- WHAT IS NEEDED
Read through the data and count the lines that contain the string "devices"; give only the result.

[Entries from a dataset of interfaces]
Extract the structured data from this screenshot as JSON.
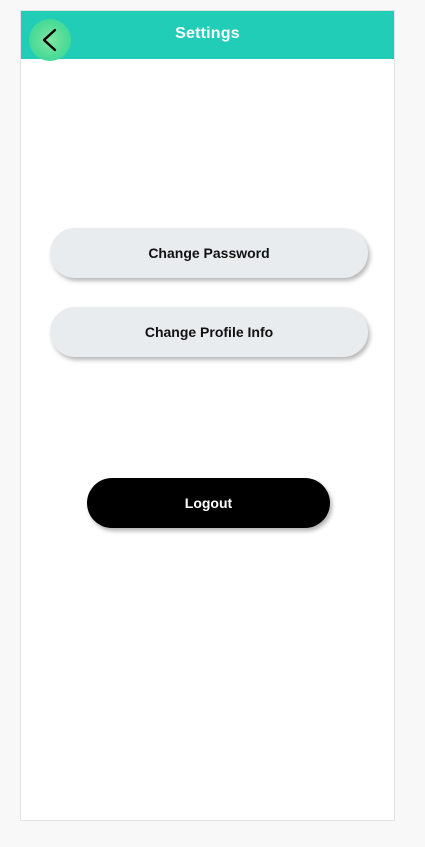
{
  "header": {
    "title": "Settings",
    "back_icon": "chevron-left-icon",
    "bg_color": "#22cdb8"
  },
  "actions": {
    "change_password_label": "Change Password",
    "change_profile_label": "Change Profile Info",
    "logout_label": "Logout"
  }
}
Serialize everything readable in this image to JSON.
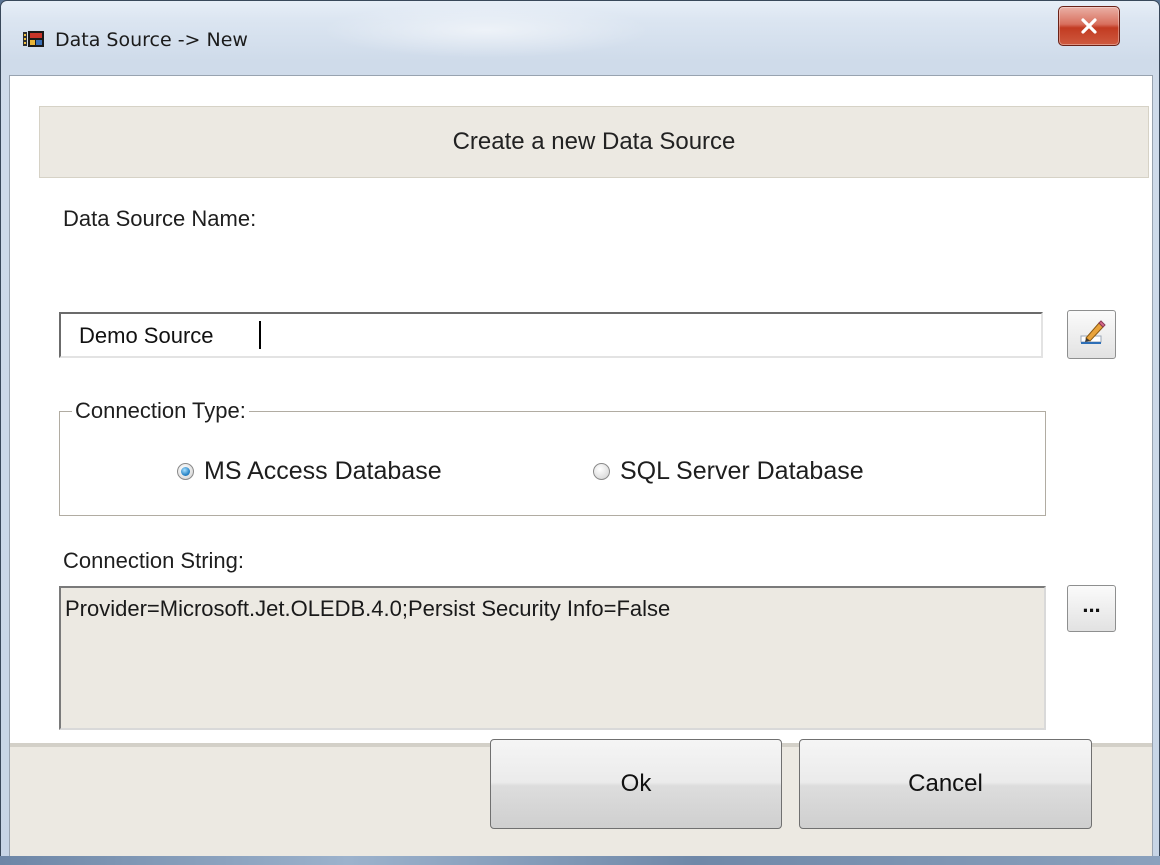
{
  "window": {
    "title": "Data Source -> New",
    "close_glyph": "X",
    "app_icon": "database-book-icon"
  },
  "header": {
    "text": "Create a new Data Source"
  },
  "name_field": {
    "label": "Data Source Name:",
    "value": "Demo Source",
    "edit_icon": "pencil-edit-icon"
  },
  "connection_type": {
    "legend": "Connection Type:",
    "options": [
      {
        "label": "MS Access Database",
        "selected": true
      },
      {
        "label": "SQL Server Database",
        "selected": false
      }
    ]
  },
  "connection_string": {
    "label": "Connection String:",
    "value": "Provider=Microsoft.Jet.OLEDB.4.0;Persist Security Info=False",
    "browse_label": "..."
  },
  "buttons": {
    "ok": "Ok",
    "cancel": "Cancel"
  },
  "colors": {
    "panel": "#ece9e2",
    "close_red": "#c23b22",
    "radio_blue": "#2c87c8"
  }
}
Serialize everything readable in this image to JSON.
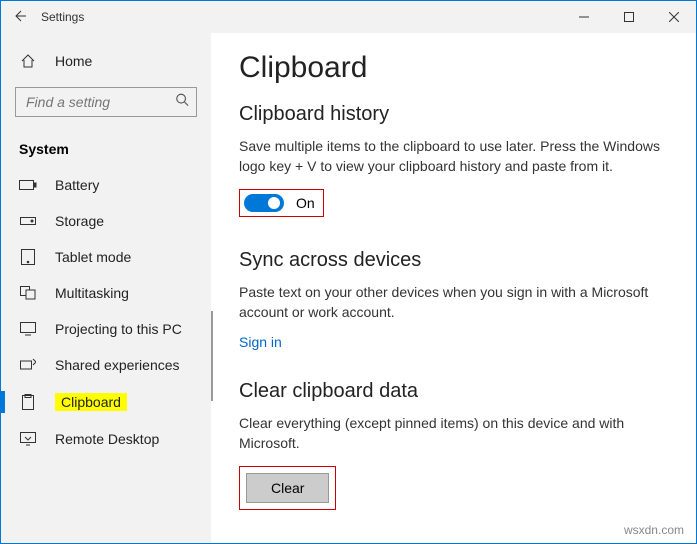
{
  "window": {
    "title": "Settings"
  },
  "sidebar": {
    "home": "Home",
    "search_placeholder": "Find a setting",
    "section": "System",
    "items": [
      {
        "label": "Battery"
      },
      {
        "label": "Storage"
      },
      {
        "label": "Tablet mode"
      },
      {
        "label": "Multitasking"
      },
      {
        "label": "Projecting to this PC"
      },
      {
        "label": "Shared experiences"
      },
      {
        "label": "Clipboard"
      },
      {
        "label": "Remote Desktop"
      }
    ]
  },
  "page": {
    "title": "Clipboard",
    "history": {
      "heading": "Clipboard history",
      "desc": "Save multiple items to the clipboard to use later. Press the Windows logo key + V to view your clipboard history and paste from it.",
      "toggle_state": "On"
    },
    "sync": {
      "heading": "Sync across devices",
      "desc": "Paste text on your other devices when you sign in with a Microsoft account or work account.",
      "signin": "Sign in"
    },
    "clear": {
      "heading": "Clear clipboard data",
      "desc": "Clear everything (except pinned items) on this device and with Microsoft.",
      "button": "Clear"
    }
  },
  "watermark": "wsxdn.com"
}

- PROBLEM SOLUTION
2